This varies from state to state, and moreover from Council to Council. Some Councils don’t get involved at all, some get involved in the kind of laborious detail that can derail the simplicity of Renew style projects. But, in theory, this is what happens:

  1. To use a building legally, it will need to have a Certificate of Use. This is usually buried deep within a council archive or in the filing cabinets of a property owner. Sometimes it exists in theory only. Basically what a Certificate of Use does is legally declare that the building you’re using meets a minimum level of safety, environmental impact, disability access, and local planning and zoning ordinances, for a specific purpose.

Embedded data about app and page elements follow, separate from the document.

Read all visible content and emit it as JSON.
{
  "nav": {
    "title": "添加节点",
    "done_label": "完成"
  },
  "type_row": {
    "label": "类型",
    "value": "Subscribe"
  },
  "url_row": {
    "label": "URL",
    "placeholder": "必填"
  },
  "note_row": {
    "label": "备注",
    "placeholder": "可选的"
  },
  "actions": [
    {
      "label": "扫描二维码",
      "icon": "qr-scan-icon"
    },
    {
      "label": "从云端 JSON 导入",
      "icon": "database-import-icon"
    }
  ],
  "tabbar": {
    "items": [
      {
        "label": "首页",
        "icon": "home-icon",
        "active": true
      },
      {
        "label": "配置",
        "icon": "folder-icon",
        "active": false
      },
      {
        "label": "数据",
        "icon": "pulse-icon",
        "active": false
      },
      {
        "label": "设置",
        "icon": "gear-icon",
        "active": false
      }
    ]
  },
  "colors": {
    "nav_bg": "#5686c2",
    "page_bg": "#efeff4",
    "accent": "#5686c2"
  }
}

For example, it can be used for the purposes of retail, or for accommodation, or for offices or as a warehouse. For more detail on these uses, look at the section on building uses as outlined by the Building Code of Australia
  2. If the Building doesn’t have a Certificate of Use, or you want to change its Use to something else (for instance, if you want to turn an office into a music venue), you need to seek approval to do so through the local council. If you don’t, legally you can’t use that building and you can, under state law, be fined or forced to stop using that building. You obtain that approval by applying for Planning and/or Development Approval.

Development Approval usually means Council has approved your use of a building and any changes you might be making to it.

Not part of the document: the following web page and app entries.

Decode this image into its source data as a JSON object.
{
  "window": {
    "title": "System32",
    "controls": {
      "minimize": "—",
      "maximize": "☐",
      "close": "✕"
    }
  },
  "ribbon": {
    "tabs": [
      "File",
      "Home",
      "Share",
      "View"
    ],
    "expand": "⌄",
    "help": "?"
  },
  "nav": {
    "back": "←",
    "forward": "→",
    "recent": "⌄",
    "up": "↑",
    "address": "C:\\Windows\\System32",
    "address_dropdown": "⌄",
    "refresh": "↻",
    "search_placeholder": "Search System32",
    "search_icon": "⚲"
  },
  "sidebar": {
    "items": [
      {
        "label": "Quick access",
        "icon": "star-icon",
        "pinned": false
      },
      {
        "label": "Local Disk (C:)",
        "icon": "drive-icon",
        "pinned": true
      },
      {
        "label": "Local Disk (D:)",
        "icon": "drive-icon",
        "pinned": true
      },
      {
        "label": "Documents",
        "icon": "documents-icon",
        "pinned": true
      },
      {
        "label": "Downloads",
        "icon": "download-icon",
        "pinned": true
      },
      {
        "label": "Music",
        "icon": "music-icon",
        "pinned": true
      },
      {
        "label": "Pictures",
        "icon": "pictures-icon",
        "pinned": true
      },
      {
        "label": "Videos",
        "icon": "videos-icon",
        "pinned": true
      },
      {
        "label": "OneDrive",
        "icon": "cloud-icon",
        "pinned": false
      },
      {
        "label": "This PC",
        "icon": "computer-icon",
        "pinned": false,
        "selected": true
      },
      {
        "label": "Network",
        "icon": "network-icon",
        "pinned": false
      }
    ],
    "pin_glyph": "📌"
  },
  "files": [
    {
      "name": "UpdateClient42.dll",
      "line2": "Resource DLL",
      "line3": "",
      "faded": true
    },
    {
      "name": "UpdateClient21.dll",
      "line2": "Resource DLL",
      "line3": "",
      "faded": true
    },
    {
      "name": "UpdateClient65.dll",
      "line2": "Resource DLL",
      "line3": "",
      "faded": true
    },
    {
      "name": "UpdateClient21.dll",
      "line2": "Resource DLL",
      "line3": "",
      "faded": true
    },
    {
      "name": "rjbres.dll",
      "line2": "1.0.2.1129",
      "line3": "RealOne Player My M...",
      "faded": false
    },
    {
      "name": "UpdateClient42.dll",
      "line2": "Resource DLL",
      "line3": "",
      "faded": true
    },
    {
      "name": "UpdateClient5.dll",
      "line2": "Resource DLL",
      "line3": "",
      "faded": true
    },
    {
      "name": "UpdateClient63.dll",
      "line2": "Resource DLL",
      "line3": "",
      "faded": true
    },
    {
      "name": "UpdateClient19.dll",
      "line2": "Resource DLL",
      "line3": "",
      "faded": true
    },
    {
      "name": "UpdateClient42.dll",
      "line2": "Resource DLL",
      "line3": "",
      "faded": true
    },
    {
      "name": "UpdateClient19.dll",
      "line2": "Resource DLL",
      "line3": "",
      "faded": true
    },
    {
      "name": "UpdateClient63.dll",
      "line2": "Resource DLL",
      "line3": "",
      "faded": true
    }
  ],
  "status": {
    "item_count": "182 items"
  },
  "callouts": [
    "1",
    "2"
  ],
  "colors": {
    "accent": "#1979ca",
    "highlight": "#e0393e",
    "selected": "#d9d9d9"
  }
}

Planning Approval usually means Council has approved that your use of a building suits their local zoning regulations – which covers things like noise, entertainment, parking and so on.

Different councils handle these two things differently.

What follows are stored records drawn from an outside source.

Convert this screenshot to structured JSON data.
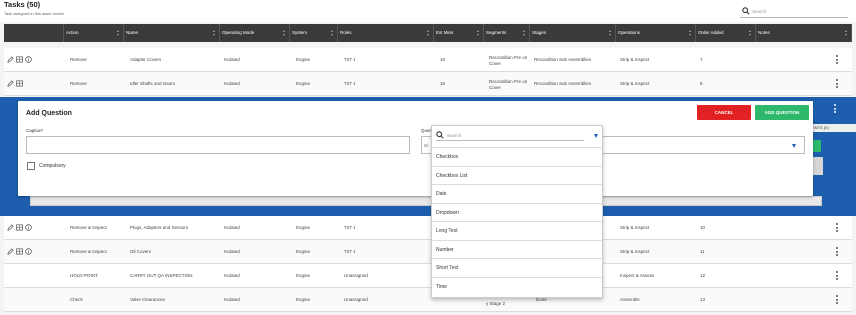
{
  "page": {
    "title": "Tasks (50)",
    "subtitle": "Task assigned in this asset model",
    "search_placeholder": "Search"
  },
  "table": {
    "headers": [
      "Action",
      "Name",
      "Operating Mode",
      "System",
      "Roles",
      "Est Mins",
      "Segments",
      "Stages",
      "Operations",
      "Order Added",
      "Notes"
    ],
    "rows": [
      {
        "action": "Remove",
        "name": "Adapter Covers",
        "mode": "Isolated",
        "system": "Engine",
        "roles": "T2T 1",
        "est": "10",
        "segments": "Recondition Pre on Cover",
        "stages": "Recondition Sub Assemblies",
        "operations": "Strip & Inspect",
        "order": "7"
      },
      {
        "action": "Remove",
        "name": "Idler Shafts and Gears",
        "mode": "Isolated",
        "system": "Engine",
        "roles": "T2T 1",
        "est": "15",
        "segments": "Recondition Pre on Cover",
        "stages": "Recondition Sub Assemblies",
        "operations": "Strip & Inspect",
        "order": "8"
      },
      {
        "action": "Remove & Inspect",
        "name": "Plugs, Adapters and Sensors",
        "mode": "Isolated",
        "system": "Engine",
        "roles": "T2T 1",
        "est": "",
        "segments": "",
        "stages": "",
        "operations": "Strip & Inspect",
        "order": "10"
      },
      {
        "action": "Remove & Inspect",
        "name": "Oil Covers",
        "mode": "Isolated",
        "system": "Engine",
        "roles": "T2T 1",
        "est": "",
        "segments": "",
        "stages": "",
        "operations": "Strip & Inspect",
        "order": "11"
      },
      {
        "action": "HOLD-POINT",
        "name": "CARRY OUT QA INSPECTION",
        "mode": "Isolated",
        "system": "Engine",
        "roles": "Unassigned",
        "est": "",
        "segments": "",
        "stages": "",
        "operations": "Inspect & Assess",
        "order": "12"
      },
      {
        "action": "Check",
        "name": "Valve Clearances",
        "mode": "Isolated",
        "system": "Engine",
        "roles": "Unassigned",
        "est": "",
        "segments": "y Stage 2",
        "stages": "Done",
        "operations": "Assemble",
        "order": "13"
      }
    ]
  },
  "behind_modal": {
    "header_fragment": "ENTS (0)"
  },
  "modal": {
    "title": "Add Question",
    "cancel_label": "CANCEL",
    "add_label": "ADD QUESTION",
    "caption_label": "Caption*",
    "caption_value": "",
    "question_type_label": "Ques",
    "question_type_value": "Si",
    "compulsory_label": "Compulsory"
  },
  "dropdown": {
    "search_placeholder": "Search",
    "options": [
      "Checkbox",
      "Checkbox List",
      "Date",
      "Dropdown",
      "Long Text",
      "Number",
      "Short Text",
      "Time"
    ]
  },
  "colors": {
    "header_bg": "#3a3a3a",
    "accent_blue": "#1d5fae",
    "cancel_red": "#e22222",
    "add_green": "#2db86c"
  }
}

Unless you absolutely have to, you should avoid going through this process. It’s expensive (sometimes over a $1000), time consuming (it usually takes 4 to 6 weeks) and incredibly annoying.

You can usually tell if the building has an existing use by asking the landlord, “So does this space have an Existing Use and what is it? Or will we need to apply for approval through Council?” Alternately, ask around and find out what the space used to be used for and try to use it for roughly the same purpose.

If you can’t find out, technically you should check with your council. But if you’re not doing anything dangerous, different or likely to piss off the local traders, neighbours or so on, it’s often just assumed you have the right to use that space.